Exploring factors that might influence primary-care provider discussion of and recommendation for prostate and colon cancer screening.

Published online

Journal Article

Background: Primary-care providers may contribute to the use of low-value cancer screening. Objective: We sought to examine circumstances under which primary-care providers would discuss and recommend two types of cancer screening services across a spectrum of net benefit and other factors known to influence screening. Patients and methods: This was a cross sectional survey of 126 primary-care providers in 24 primary-care clinics in the US. Participants completed surveys with two hypothetical screening scenarios for prostate or colorectal cancer (CRC). Patients in the scenarios varied by age and screening-request status. For each scenario, providers indicated whether they would discuss and recommend screening. Providers also reported on their screening attitudes and the influence of other factors known to affect screening (short patient visits, worry about lawsuits, clinical reminders/performance measures, and screening guidelines). We examined associations between providers' attitudes and their screening recommendations for hypothetical 90-year-olds (the lowest-value screening). Results: Providers reported they would discuss cancer screening more often than they would recommend it (P<0.001). More providers would discuss and recommend screening for CRC than prostate cancer (P<0.001), for younger than older patients (P<0.001), and when the patient requested it than when not (P<0.001). For a 90-year-old patient, every point increase in cancer-specific screening attitude increased the likelihood of a screening recommendation (30% for prostate cancer and 30% for CRC). Discussion: While most providers' reported practice patterns aligned with net benefit, some providers would discuss and recommend low-value cancer screening, particularly when faced with a patient request. Conclusion: More work appears to be needed to help providers to discuss and recommend screening that aligns with value.

Full Text

Duke Authors

Cited Authors

  • Kistler, CE; Vu, M; Sutkowi-Hemstreet, A; Gizlice, Z; Harris, RP; Brewer, NT; Lewis, CL; Dolor, RJ; Barclay, C; Sheridan, SL

Published Date

  • 2018

Published In

Volume / Issue

  • 11 /

Start / End Page

  • 179 - 190

PubMed ID

  • 29844698

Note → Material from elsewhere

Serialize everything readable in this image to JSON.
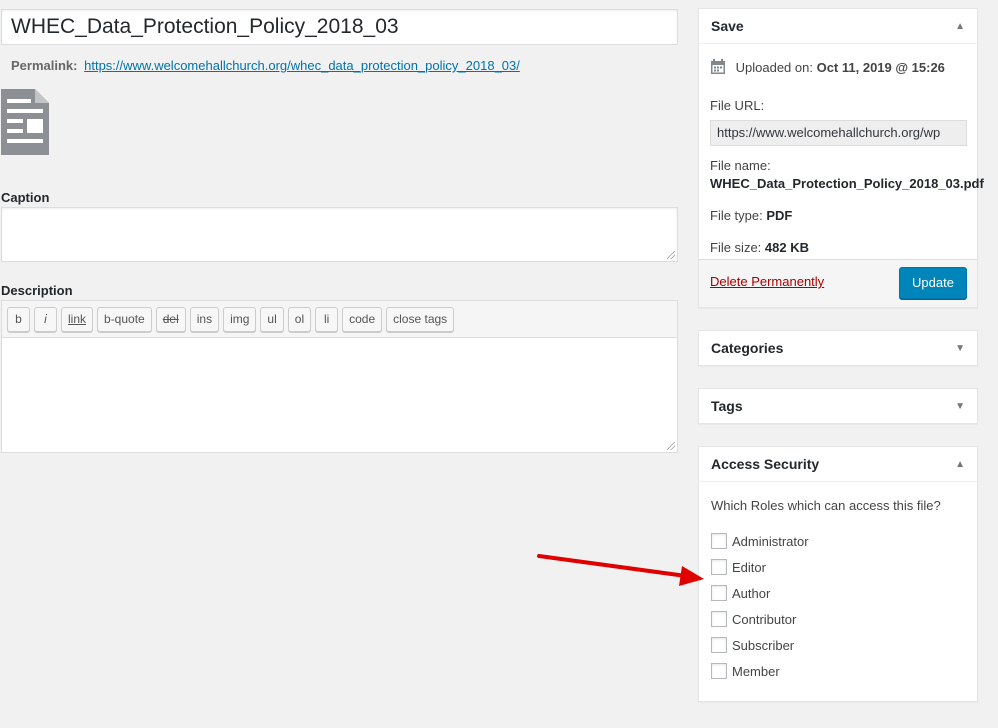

Pubmed Central ID

  • 29844698

International Standard Serial Number (ISSN)

  • 1178-7074

Digital Object Identifier (DOI)

  • 10.2147/IJGM.S153887


  • eng

Conference Location

  • New Zealand